Show every line from the data below that includes "image".

== Dataset entries ==

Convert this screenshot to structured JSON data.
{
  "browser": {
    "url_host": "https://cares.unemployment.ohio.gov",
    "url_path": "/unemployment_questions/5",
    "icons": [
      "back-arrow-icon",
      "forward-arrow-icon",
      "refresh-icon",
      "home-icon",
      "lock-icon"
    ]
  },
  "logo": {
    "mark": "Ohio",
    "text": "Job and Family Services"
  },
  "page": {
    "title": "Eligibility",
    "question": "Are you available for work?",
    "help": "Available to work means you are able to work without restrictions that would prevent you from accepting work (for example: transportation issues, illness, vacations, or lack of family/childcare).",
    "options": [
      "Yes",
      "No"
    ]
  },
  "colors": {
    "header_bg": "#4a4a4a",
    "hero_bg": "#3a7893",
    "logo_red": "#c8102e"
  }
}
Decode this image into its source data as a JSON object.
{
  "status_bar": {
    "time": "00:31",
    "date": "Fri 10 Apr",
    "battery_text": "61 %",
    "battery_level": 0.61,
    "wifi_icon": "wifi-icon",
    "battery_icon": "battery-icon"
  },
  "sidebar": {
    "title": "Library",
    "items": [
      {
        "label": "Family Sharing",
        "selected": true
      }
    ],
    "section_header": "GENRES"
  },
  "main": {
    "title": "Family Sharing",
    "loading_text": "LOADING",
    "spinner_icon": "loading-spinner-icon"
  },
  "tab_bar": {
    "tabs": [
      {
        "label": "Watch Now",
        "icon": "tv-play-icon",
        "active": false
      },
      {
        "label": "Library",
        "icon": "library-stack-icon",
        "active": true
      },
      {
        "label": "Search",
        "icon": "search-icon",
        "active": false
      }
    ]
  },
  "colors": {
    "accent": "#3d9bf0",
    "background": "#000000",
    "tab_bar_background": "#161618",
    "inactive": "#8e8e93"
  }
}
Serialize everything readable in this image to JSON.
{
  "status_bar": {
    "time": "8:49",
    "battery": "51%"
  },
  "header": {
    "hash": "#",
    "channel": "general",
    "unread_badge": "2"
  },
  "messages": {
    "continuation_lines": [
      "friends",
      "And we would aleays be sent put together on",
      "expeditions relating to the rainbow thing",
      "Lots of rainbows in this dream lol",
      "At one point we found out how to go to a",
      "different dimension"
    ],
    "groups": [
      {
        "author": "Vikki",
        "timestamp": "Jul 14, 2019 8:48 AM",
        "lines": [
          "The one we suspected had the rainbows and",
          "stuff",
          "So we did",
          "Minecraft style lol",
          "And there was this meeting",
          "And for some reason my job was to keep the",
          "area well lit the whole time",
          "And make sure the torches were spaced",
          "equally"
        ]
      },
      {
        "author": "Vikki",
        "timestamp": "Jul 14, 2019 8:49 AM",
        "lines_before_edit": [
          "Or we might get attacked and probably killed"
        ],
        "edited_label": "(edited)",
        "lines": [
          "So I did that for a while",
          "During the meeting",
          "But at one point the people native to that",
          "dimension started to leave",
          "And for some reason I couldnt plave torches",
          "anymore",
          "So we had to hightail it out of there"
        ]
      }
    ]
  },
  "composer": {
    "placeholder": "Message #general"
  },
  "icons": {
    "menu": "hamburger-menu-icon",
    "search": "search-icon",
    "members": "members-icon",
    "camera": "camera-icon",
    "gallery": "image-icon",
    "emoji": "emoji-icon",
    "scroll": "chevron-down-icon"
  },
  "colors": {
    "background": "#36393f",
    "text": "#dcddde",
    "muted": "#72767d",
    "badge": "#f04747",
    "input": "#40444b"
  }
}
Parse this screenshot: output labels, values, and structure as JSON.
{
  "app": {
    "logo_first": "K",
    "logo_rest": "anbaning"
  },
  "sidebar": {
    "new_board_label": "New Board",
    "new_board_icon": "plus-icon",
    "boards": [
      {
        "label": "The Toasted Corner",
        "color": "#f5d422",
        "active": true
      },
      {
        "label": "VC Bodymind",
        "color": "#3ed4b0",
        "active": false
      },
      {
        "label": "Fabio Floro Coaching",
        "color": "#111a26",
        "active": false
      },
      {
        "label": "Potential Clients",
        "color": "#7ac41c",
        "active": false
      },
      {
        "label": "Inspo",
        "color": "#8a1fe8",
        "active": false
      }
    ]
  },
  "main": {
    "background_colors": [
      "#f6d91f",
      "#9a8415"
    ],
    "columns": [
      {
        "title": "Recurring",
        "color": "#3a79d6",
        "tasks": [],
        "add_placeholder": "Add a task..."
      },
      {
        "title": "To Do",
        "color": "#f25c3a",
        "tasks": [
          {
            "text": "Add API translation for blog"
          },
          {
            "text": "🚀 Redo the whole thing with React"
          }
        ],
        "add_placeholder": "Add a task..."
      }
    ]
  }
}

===

■ Expected answer
Decode this image into its source data as a JSON object.
Serialize everything readable in this image to JSON.
    "gallery": "image-icon",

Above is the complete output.